Rebel Rangi refuses to give up on Wallabies dream

Super Rugby
AAP
by AAP

He's been integral to Melbourne's charge to the top of the Australian Super Rugby ladder, but hooker Anaru Rangi doesn't appear to be on the radar of Wallabies coach Michael Cheika

Despite the World Cup six just months away and the Wallabies No.2 role far from being settled, Rangi says he hasn't had any contact from Cheika this year so is seemingly out of the mix.

Try-scoring Brumbies hooker Folau Fainga'a appears the frontrunner along with veteran Tatafu Polota-Nau.

Fellow Rebels hooker Jordan Uelese, who was in the Wallabies frame until suffering a knee injury mid last year, is still a month away from playing.

Ahead of their clash with the Sunwolves at AAMI Park on Saturday night Rangi said all he could do was keep performing in the hope of catching the eyes of selectors.

Rebels hooker anaru Rangi throwing into the lineout. Photo: Getty Images

He hoped that his age - 30 - didn't count against him.

"It's still a huge carrot that I'm chasing," said the Kiwi-born rake, who qualifies for the Wallabies through residency.

"I hope it's form that matters most, and hard work, and as long as I keep doing that I reckon I still have a crack.

"It's still fairly early days so I'll keep pushing hard."

Rangi, who worked as a builder before making his Super Rugby debut for the Western Force in 2016, won the Rebels' players' player last season.

He credited his rise to prominence to the stiff competition for a starting jersey at Melbourne, with fellow Kiwi Robbie Abel, Uelese and rising star Hugh Roach also pushing for a start.

"There's massive competition here every week, competing, scratching and clawing to get every minute you can on the weekend," Rangi said.

 

"When you're training at that kind of intensity, come the game it's almost just like another training run."

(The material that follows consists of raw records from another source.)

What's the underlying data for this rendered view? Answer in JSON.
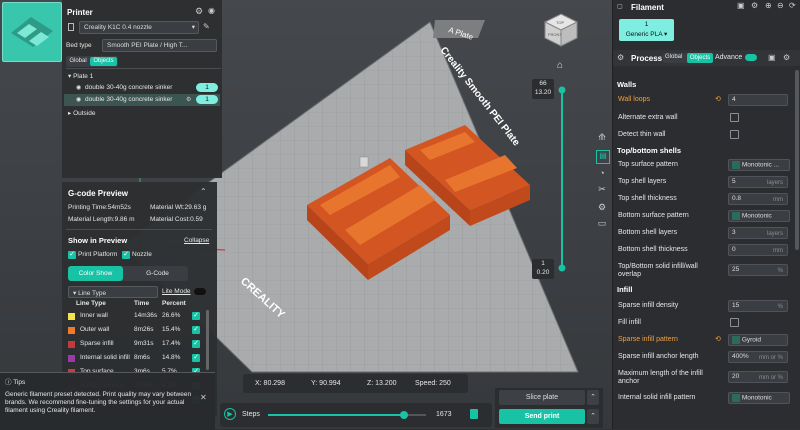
{
  "printer": {
    "title": "Printer",
    "printer_name": "Creality K1C 0.4 nozzle",
    "bed_type_label": "Bed type",
    "bed_type_value": "Smooth PEI Plate / High T...",
    "tab_global": "Global",
    "tab_objects": "Objects",
    "tree": {
      "plate": "Plate 1",
      "objects": [
        {
          "name": "double 30-40g concrete sinker",
          "badge": "1"
        },
        {
          "name": "double 30-40g concrete sinker",
          "badge": "1"
        }
      ],
      "outside": "Outside"
    }
  },
  "gcode": {
    "title": "G-code Preview",
    "printing_time": "Printing Time:54m52s",
    "material_wt": "Material Wt:29.63 g",
    "material_length": "Material Length:9.86 m",
    "material_cost": "Material Cost:0.59",
    "show_title": "Show in Preview",
    "collapse": "Collapse",
    "print_platform": "Print Platform",
    "nozzle": "Nozzle",
    "tab_color": "Color Show",
    "tab_gcode": "G-Code",
    "line_type_select": "Line Type",
    "lite_mode": "Lite Mode",
    "col_line_type": "Line Type",
    "col_time": "Time",
    "col_percent": "Percent",
    "rows": [
      {
        "name": "Inner wall",
        "time": "14m36s",
        "percent": "26.6%",
        "color": "#f5e34a"
      },
      {
        "name": "Outer wall",
        "time": "8m26s",
        "percent": "15.4%",
        "color": "#f07a2a"
      },
      {
        "name": "Sparse infill",
        "time": "9m31s",
        "percent": "17.4%",
        "color": "#c23a3a"
      },
      {
        "name": "Internal solid infill",
        "time": "8m6s",
        "percent": "14.8%",
        "color": "#9a3aa8"
      },
      {
        "name": "Top surface",
        "time": "3m6s",
        "percent": "5.7%",
        "color": "#d23a3a"
      },
      {
        "name": "Bottom surface",
        "time": "3m26s",
        "percent": "6.3%",
        "color": "#6a3a3a"
      },
      {
        "name": "",
        "time": "",
        "percent": "0.8%",
        "color": "#3a6ad2"
      }
    ]
  },
  "tip": {
    "title": "Tips",
    "text": "Generic filament preset detected. Print quality may vary between brands. We recommend fine-tuning the settings for your actual filament using Creality filament."
  },
  "viewport": {
    "plate_label": "A Plate",
    "bed_text": "Creality Smooth PEI Plate",
    "brand": "CREALITY",
    "layer_top_num": "66",
    "layer_top_h": "13.20",
    "layer_bot_num": "1",
    "layer_bot_h": "0.20",
    "cube_top": "TOP",
    "cube_front": "FRONT"
  },
  "coords": {
    "x": "X: 80.298",
    "y": "Y: 90.994",
    "z": "Z: 13.200",
    "speed": "Speed: 250"
  },
  "steps": {
    "label": "Steps",
    "value": "1673",
    "fraction": 0.86
  },
  "actions": {
    "slice": "Slice plate",
    "send": "Send print"
  },
  "filament": {
    "title": "Filament",
    "slot_num": "1",
    "slot_name": "Generic PLA"
  },
  "process": {
    "title": "Process",
    "tab_global": "Global",
    "tab_objects": "Objects",
    "advance": "Advance",
    "walls_title": "Walls",
    "wall_loops": "Wall loops",
    "wall_loops_val": "4",
    "alternate_extra_wall": "Alternate extra wall",
    "detect_thin_wall": "Detect thin wall",
    "topbottom_title": "Top/bottom shells",
    "top_surface_pattern": "Top surface pattern",
    "top_surface_pattern_val": "Monotonic ...",
    "top_shell_layers": "Top shell layers",
    "top_shell_layers_val": "5",
    "top_shell_thickness": "Top shell thickness",
    "top_shell_thickness_val": "0.8",
    "bottom_surface_pattern": "Bottom surface pattern",
    "bottom_surface_pattern_val": "Monotonic",
    "bottom_shell_layers": "Bottom shell layers",
    "bottom_shell_layers_val": "3",
    "bottom_shell_thickness": "Bottom shell thickness",
    "bottom_shell_thickness_val": "0",
    "topbottom_overlap": "Top/Bottom solid infill/wall overlap",
    "topbottom_overlap_val": "25",
    "infill_title": "Infill",
    "sparse_density": "Sparse infill density",
    "sparse_density_val": "15",
    "fill": "Fill infill",
    "sparse_pattern": "Sparse infill pattern",
    "sparse_pattern_val": "Gyroid",
    "anchor_length": "Sparse infill anchor length",
    "anchor_length_val": "400%",
    "anchor_max": "Maximum length of the infill anchor",
    "anchor_max_val": "20",
    "internal_solid_pattern": "Internal solid infill pattern",
    "internal_solid_pattern_val": "Monotonic",
    "units": {
      "layers": "layers",
      "mm": "mm",
      "pct": "%",
      "mm_or_pct": "mm or %"
    }
  },
  "colors": {
    "accent": "#17c2a5",
    "model": "#e0642a",
    "bed": "#a7a9ab"
  }
}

While he gave up midweek beers and changed his diet when he got serious about his rugby, Rangi said the Rebels were now at him to add some more bulk to his 117kg frame.

But he didn't want to if it would affect his work-rate, which has proved so valuable for the team.

"The conditioning team wouldn't mind if I put a bit of weight on but I like to be busy out there and the work-rate thing is a big thing for me," he said.